> **Data for processing**:
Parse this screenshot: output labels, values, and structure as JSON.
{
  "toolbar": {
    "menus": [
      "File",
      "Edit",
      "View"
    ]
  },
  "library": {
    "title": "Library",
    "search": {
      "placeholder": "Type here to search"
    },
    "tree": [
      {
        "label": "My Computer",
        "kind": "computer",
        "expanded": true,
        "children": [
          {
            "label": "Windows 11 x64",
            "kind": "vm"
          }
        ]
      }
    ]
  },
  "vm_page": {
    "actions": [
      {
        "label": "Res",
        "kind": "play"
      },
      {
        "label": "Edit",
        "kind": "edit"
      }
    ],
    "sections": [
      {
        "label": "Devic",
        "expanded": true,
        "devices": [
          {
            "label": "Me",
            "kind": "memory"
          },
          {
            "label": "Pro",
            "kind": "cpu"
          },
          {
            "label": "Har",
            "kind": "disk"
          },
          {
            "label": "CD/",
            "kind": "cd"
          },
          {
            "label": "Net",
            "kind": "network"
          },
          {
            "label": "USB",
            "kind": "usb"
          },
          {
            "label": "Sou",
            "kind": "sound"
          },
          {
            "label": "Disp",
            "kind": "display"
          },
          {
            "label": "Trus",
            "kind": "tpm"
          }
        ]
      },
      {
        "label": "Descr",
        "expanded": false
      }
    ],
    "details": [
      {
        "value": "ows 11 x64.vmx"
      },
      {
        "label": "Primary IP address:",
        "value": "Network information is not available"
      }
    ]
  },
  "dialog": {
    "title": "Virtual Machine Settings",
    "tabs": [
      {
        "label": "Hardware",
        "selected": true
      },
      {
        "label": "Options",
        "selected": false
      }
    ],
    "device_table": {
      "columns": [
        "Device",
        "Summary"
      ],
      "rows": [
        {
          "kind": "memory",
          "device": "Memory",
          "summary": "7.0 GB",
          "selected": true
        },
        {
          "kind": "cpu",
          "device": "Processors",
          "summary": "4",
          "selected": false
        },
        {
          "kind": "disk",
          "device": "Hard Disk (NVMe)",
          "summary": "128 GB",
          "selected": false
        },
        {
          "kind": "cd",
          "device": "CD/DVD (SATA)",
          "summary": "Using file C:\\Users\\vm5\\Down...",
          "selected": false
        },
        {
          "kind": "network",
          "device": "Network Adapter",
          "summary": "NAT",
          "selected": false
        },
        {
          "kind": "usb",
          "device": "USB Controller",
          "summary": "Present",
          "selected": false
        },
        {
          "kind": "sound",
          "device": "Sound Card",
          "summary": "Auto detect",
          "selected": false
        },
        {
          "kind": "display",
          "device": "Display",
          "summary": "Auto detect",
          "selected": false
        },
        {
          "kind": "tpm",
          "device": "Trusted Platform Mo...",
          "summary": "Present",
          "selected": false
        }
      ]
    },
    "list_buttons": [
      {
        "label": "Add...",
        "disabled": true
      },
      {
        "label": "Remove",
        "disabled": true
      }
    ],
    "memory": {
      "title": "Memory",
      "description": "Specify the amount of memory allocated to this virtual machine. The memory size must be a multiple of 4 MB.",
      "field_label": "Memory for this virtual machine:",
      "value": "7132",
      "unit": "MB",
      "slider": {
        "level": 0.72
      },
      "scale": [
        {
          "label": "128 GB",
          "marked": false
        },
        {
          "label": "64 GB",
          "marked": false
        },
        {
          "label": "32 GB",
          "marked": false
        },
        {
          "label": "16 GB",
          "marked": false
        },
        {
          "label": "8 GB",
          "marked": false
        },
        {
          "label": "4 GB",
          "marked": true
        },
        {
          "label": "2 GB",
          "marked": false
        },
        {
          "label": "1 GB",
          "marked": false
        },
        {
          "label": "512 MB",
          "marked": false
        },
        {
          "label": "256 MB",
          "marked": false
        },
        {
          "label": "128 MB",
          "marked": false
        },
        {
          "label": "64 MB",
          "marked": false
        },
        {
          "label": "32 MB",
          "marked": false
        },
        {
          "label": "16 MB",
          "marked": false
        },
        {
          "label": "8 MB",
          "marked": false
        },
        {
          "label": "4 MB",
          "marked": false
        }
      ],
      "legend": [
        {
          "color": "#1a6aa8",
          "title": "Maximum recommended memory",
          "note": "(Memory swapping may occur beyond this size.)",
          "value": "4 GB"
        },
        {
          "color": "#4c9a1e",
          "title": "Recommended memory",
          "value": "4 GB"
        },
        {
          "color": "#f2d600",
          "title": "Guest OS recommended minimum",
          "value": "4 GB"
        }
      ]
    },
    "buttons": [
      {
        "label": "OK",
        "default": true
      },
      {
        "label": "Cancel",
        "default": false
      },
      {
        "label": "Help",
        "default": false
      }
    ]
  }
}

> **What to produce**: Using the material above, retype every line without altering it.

> **Response to the exercise**:
Parse this screenshot: output labels, values, and structure as JSON.
{
  "toolbar": {
    "menus": [
      "File",
      "Edit",
      "View"
    ]
  },
  "library": {
    "title": "Library",
    "search": {
      "placeholder": "Type here to search"
    },
    "tree": [
      {
        "label": "My Computer",
        "kind": "computer",
        "expanded": true,
        "children": [
          {
            "label": "Windows 11 x64",
            "kind": "vm"
          }
        ]
      }
    ]
  },
  "vm_page": {
    "actions": [
      {
        "label": "Res",
        "kind": "play"
      },
      {
        "label": "Edit",
        "kind": "edit"
      }
    ],
    "sections": [
      {
        "label": "Devic",
        "expanded": true,
        "devices": [
          {
            "label": "Me",
            "kind": "memory"
          },
          {
            "label": "Pro",
            "kind": "cpu"
          },
          {
            "label": "Har",
            "kind": "disk"
          },
          {
            "label": "CD/",
            "kind": "cd"
          },
          {
            "label": "Net",
            "kind": "network"
          },
          {
            "label": "USB",
            "kind": "usb"
          },
          {
            "label": "Sou",
            "kind": "sound"
          },
          {
            "label": "Disp",
            "kind": "display"
          },
          {
            "label": "Trus",
            "kind": "tpm"
          }
        ]
      },
      {
        "label": "Descr",
        "expanded": false
      }
    ],
    "details": [
      {
        "value": "ows 11 x64.vmx"
      },
      {
        "label": "Primary IP address:",
        "value": "Network information is not available"
      }
    ]
  },
  "dialog": {
    "title": "Virtual Machine Settings",
    "tabs": [
      {
        "label": "Hardware",
        "selected": true
      },
      {
        "label": "Options",
        "selected": false
      }
    ],
    "device_table": {
      "columns": [
        "Device",
        "Summary"
      ],
      "rows": [
        {
          "kind": "memory",
          "device": "Memory",
          "summary": "7.0 GB",
          "selected": true
        },
        {
          "kind": "cpu",
          "device": "Processors",
          "summary": "4",
          "selected": false
        },
        {
          "kind": "disk",
          "device": "Hard Disk (NVMe)",
          "summary": "128 GB",
          "selected": false
        },
        {
          "kind": "cd",
          "device": "CD/DVD (SATA)",
          "summary": "Using file C:\\Users\\vm5\\Down...",
          "selected": false
        },
        {
          "kind": "network",
          "device": "Network Adapter",
          "summary": "NAT",
          "selected": false
        },
        {
          "kind": "usb",
          "device": "USB Controller",
          "summary": "Present",
          "selected": false
        },
        {
          "kind": "sound",
          "device": "Sound Card",
          "summary": "Auto detect",
          "selected": false
        },
        {
          "kind": "display",
          "device": "Display",
          "summary": "Auto detect",
          "selected": false
        },
        {
          "kind": "tpm",
          "device": "Trusted Platform Mo...",
          "summary": "Present",
          "selected": false
        }
      ]
    },
    "list_buttons": [
      {
        "label": "Add...",
        "disabled": true
      },
      {
        "label": "Remove",
        "disabled": true
      }
    ],
    "memory": {
      "title": "Memory",
      "description": "Specify the amount of memory allocated to this virtual machine. The memory size must be a multiple of 4 MB.",
      "field_label": "Memory for this virtual machine:",
      "value": "7132",
      "unit": "MB",
      "slider": {
        "level": 0.72
      },
      "scale": [
        {
          "label": "128 GB",
          "marked": false
        },
        {
          "label": "64 GB",
          "marked": false
        },
        {
          "label": "32 GB",
          "marked": false
        },
        {
          "label": "16 GB",
          "marked": false
        },
        {
          "label": "8 GB",
          "marked": false
        },
        {
          "label": "4 GB",
          "marked": true
        },
        {
          "label": "2 GB",
          "marked": false
        },
        {
          "label": "1 GB",
          "marked": false
        },
        {
          "label": "512 MB",
          "marked": false
        },
        {
          "label": "256 MB",
          "marked": false
        },
        {
          "label": "128 MB",
          "marked": false
        },
        {
          "label": "64 MB",
          "marked": false
        },
        {
          "label": "32 MB",
          "marked": false
        },
        {
          "label": "16 MB",
          "marked": false
        },
        {
          "label": "8 MB",
          "marked": false
        },
        {
          "label": "4 MB",
          "marked": false
        }
      ],
      "legend": [
        {
          "color": "#1a6aa8",
          "title": "Maximum recommended memory",
          "note": "(Memory swapping may occur beyond this size.)",
          "value": "4 GB"
        },
        {
          "color": "#4c9a1e",
          "title": "Recommended memory",
          "value": "4 GB"
        },
        {
          "color": "#f2d600",
          "title": "Guest OS recommended minimum",
          "value": "4 GB"
        }
      ]
    },
    "buttons": [
      {
        "label": "OK",
        "default": true
      },
      {
        "label": "Cancel",
        "default": false
      },
      {
        "label": "Help",
        "default": false
      }
    ]
  }
}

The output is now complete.